KABUL, Afghanistan — A roadside bomb hit a public bus in a restive province near the Afghan capital on Monday, killing at least nine passengers and raising the death toll from violence in the country to more than 100 so far this month, officials said.
So far, April has been the deadliest month this year for Afghan and foreign civilians and security forces, an ominous sign as the annual fighting season gets underway with improved weather. Fighting usually abates during the country's harsh winter season.
The explosion occurred in the Sayed Abad district of Wardak province, deputy provincial police chief Gen. Abdul Razaq Quraishi said. The governor's office said the bus was traveling from eastern Ghazni province to the capital.
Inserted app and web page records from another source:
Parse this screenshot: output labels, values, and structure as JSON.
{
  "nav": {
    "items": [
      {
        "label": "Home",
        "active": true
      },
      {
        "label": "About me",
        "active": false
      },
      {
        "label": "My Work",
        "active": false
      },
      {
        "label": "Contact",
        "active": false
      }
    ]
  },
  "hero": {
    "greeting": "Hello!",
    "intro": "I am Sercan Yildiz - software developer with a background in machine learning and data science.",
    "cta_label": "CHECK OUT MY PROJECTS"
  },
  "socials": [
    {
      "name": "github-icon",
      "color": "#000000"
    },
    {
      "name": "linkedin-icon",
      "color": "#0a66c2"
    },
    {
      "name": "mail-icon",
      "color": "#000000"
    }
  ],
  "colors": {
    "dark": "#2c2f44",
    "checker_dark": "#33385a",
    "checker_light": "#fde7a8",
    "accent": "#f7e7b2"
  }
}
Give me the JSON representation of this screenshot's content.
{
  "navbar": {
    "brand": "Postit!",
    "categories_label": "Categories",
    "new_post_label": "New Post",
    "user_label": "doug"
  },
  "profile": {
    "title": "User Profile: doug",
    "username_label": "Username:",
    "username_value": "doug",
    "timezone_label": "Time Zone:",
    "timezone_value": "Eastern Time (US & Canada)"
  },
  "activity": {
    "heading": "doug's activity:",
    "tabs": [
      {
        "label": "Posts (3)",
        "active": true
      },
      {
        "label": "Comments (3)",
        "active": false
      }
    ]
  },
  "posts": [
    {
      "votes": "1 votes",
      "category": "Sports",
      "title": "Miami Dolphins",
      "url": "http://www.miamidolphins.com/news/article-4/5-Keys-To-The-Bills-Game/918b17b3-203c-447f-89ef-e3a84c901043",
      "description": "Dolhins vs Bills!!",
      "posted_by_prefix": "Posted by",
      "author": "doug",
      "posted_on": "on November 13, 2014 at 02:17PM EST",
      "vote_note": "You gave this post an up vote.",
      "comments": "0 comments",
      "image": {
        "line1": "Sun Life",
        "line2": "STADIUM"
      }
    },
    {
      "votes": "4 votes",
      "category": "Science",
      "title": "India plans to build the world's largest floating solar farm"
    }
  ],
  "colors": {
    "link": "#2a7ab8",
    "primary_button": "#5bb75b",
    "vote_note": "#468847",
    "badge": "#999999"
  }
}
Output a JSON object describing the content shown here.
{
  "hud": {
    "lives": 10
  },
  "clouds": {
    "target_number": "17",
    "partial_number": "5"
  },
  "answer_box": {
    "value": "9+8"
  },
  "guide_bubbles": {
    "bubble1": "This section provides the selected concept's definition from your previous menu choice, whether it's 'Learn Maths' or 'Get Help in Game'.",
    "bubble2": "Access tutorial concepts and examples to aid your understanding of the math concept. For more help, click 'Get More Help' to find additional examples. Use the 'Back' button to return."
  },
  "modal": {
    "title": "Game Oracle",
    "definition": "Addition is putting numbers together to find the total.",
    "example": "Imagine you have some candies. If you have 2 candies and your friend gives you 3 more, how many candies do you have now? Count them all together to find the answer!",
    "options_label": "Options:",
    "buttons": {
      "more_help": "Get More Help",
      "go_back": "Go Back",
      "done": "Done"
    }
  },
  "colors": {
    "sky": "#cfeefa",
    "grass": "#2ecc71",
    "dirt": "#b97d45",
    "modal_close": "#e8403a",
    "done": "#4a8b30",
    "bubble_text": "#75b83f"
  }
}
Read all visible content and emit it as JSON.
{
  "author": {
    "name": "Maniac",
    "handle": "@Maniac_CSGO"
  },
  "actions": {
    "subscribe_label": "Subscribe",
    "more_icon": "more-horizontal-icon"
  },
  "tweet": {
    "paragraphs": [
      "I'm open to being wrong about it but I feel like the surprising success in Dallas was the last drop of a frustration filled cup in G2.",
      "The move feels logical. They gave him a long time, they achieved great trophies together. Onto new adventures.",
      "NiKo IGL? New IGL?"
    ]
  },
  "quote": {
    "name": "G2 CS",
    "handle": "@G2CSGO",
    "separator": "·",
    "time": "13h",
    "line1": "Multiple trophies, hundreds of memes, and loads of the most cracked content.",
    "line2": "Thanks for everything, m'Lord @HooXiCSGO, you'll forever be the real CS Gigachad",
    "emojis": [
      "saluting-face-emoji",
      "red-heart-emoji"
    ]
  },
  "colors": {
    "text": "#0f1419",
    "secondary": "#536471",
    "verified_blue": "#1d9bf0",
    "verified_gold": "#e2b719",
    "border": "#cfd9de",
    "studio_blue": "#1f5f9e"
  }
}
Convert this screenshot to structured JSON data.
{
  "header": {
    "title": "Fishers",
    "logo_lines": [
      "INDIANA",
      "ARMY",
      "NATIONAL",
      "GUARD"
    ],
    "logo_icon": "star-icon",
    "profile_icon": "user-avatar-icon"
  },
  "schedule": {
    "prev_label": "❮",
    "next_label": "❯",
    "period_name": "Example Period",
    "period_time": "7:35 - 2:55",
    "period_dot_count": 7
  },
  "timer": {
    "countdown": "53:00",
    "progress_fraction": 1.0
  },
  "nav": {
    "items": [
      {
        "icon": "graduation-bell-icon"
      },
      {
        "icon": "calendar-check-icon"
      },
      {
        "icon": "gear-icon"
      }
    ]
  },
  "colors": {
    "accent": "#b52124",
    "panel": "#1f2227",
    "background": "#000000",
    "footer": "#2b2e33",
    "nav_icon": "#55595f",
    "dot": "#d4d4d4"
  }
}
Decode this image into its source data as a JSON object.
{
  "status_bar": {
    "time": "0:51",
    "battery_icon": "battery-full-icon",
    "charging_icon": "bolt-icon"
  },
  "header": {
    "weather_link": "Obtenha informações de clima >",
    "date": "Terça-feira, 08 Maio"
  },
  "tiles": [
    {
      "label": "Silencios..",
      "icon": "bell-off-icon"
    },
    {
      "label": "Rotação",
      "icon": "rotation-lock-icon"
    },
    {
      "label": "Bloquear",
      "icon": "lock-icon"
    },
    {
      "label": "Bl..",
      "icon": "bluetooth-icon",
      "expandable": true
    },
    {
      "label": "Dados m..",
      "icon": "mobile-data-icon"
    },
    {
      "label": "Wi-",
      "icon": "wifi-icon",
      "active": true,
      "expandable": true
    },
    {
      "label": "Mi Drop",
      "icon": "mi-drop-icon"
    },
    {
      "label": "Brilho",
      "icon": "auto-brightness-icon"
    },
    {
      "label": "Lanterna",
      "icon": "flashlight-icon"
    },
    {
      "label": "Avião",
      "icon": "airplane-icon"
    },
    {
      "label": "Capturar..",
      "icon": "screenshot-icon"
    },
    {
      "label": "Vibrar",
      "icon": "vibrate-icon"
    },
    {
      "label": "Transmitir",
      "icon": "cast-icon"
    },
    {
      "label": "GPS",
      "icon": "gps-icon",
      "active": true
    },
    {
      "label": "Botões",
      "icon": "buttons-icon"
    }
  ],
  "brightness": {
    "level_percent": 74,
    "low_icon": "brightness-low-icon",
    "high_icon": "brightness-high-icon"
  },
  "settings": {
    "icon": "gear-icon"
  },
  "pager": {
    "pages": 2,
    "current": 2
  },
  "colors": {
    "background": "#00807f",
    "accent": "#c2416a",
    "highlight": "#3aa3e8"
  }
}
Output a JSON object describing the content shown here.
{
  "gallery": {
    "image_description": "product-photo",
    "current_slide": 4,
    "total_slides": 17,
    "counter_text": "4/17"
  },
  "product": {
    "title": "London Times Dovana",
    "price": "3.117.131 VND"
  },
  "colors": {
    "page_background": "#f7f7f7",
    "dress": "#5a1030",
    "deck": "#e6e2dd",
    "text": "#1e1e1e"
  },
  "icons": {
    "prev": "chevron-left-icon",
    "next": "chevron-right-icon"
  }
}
Wardak is located next to Kabul and is considered a gateway and staging area for militant attacks there.
Afghan special forces took control of part of Wardak from U.S. troops last month despite concerns that insurgents in the area could threaten neighboring Kabul. That ended a weeks-long dispute over abuse allegations that prompted Afghan President Hamid Karzai to order all American forces out of the area.
The handover highlighted the Karzai government's struggle to assert its authority over security matters on an accelerated timetable ahead of the scheduled withdrawal of most of coalition forces by December 2014.
The Afghan president had angrily insisted that U.S. forces leave Nirkh over the alleged torture, kidnapping and summary execution of militant suspects there – charges U.S. officials firmly denied.
The attack capped a deadly week that included suicide attacks that killed Afghan civilians and five Americans. Afghan officials also said a NATO airstrike killed 11 children in a remote eastern area on Saturday. The U.S.-led coalition has confirmed there was an airstrike but is still investigating reports of casualties.
Excluding insurgents, at least 102 people have been killed in just over a week since April started, compared with 40 in March, 16 in February and 24 in January.
Associated Press writer Amir Shah contributed to this report.